In the context of marketing, the power brokers used to be the people who controlled the traditional media. Now the people with enormous influence are everyday people, like you and me.
This power shift is due to the mass adoption of social media.
“Social media has altered the scale and velocity of word of mouth,” explained David Jones, Global CEO of the 12,000-employee ad agency Havas and of Euro RSCG Worldwide. “For example, we did the Roller Babies ad for Evian. This was the most downloaded piece of commercial content in history, with 125 million YouTube downloads. Time named it the TV ad of the year in 2009, yet it had never been on TV.”
Social media has fundamentally altered the way people share. “Now we’ve got this big tool to take word of mouth that might have been one-to-one or one-to-two, and suddenly it’s one-to-1,000 or one-to-50,000,” explained Andy Sernovitz, author, Word of Mouth Marketing (Kaplan Business, 2006).
This meteoric shift is equivalent to the invention of the automobile.
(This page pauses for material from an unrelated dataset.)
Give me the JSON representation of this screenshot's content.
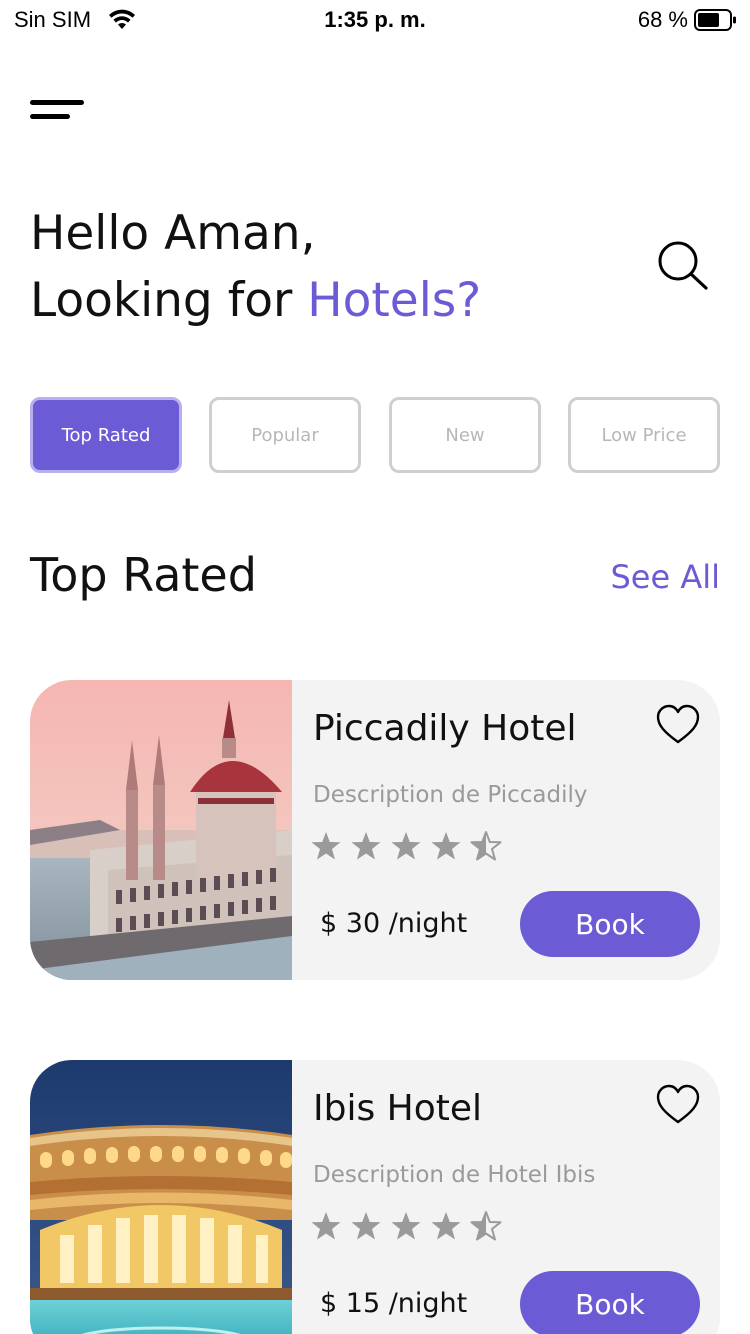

With the invention of cars, people were able to expand their known world. With the massive growth of social media, anyone anywhere can group together and have a massive impact.
With the click of a button, people can share your great content with all of their friends and fans. For your business this represents an incredible opportunity to be quickly discovered–without reliance on traditional costly marketing methods.
When you build a strong base of readers, they become a powerful force that can propel your rocket ship. People consume the fuel (your great content) taking your rocket ship sky-high very quickly. Your goal is to resonate with the right people.
Who Do You Want to Reach?
McDonald’s Ray Kroc knew he wanted to reach on-the-go families living in suburban neighborhoods. Whom do you want to reach?
You’ll need to attract a base of people on whom you can build your business. They’re the people you’ll create content for. They’re the force that moves your rocket ship forward.
The people in your base usually comprise readers of your blog, subscribers to your content, fans of your social media sites, and your customers.
Your goal should be to come up with a specific and detailed profile of the people you want to reach, making it easier to create great content for them and to find relevant experts.
When determining the profile of these people, you’ll want to be targeted and precise. The broader your audience, the harder it will be for you to connect with them.
David Meerman Scott, in his book The New Rules of Marketing and PR: How to Use News Releases, Blogs, Podcasting, Viral Marketing, and Online Media to Reach Buyers Directly (Wiley, 2007), introduced the concept of buyer personas. He explains that if you can classify buyers (or readers) into a distinct group, and document what you know about them, you can easily create targeted content for that group. Scott adds that the interests, problems, and desires of various persona groups should be carefully examined and written down.
He says, “By truly understanding the market problems that your products and services solve for your buyer personas, you transform your marketing from mere product-specific, egocentric gobbledygook that only you understand and care about, into valuable information people are eager to consume.” And when people eagerly consume your fuel, your business will quickly grow.
In context of the elevation principle, buyer personas might be better classified as people personas. The end game is to attract many people, only a portion of whom will become future customers. By broadening the term from buyer to people, you’ll have room to attract future evangelists who may never purchase from you, but who will happily spread the word about your great content, driving more people to your business.
Internet software company HubSpot has two primary personas: Owner Ollie and Marketer Mary.
Owner Ollie is a small business owner with fewer than 25 employees. Ollie is busy managing human resources, marketing, sales, operations, and finance for his company, and has little time left for executing new ideas. He lacks on-staff marketing resources and does most of his company’s marketing himself. He’s curious about inbound marketing, but hasn’t made any significant investments. His top priority is generating new leads for his business.
Marketer Mary works as a marketer for a small business, with 26 to 100 employees. A marketing team supports Mary and the programs she oversees. She is familiar with newer inbound marketing techniques and is actively seeking help with running, evaluating, and justifying her marketing investments to upper management. Mary wants sophisticated measurement tools, and has money to spend on her marketing programs.
As you can see from these two examples, HubSpot has two very clear groups it targets with its content.
“Our content strategy for us really boils down to who the persona is that we’re trying to reach. We’re trying to reach small business owners and marketing professionals at small- and medium-size businesses. We think about: What is the content that’s interesting to them and what’s going to be useful and valuable to them? Then that’s the content we try to produce,” explained Mike Volpe, HubSpot’s vice president of marketing.
Notice that Volpe didn’t say, “And then we try to sell to them.” Rather, he said HubSpot creates content that is useful and valuable to the company’s base.
Who do you want to reach? Is there some group of people that you’d love to get in front of? Building a profile (or persona) for your ideal people base is an essential first step toward reaching them.
Excerpted with permission of the publisher John Wiley & Sons, Inc. from Launch: How to Quickly Propel Your Business Beyond the Competition by Michael A. Stelzner. Copyright (c) 2011 by Michael A. Stelzner.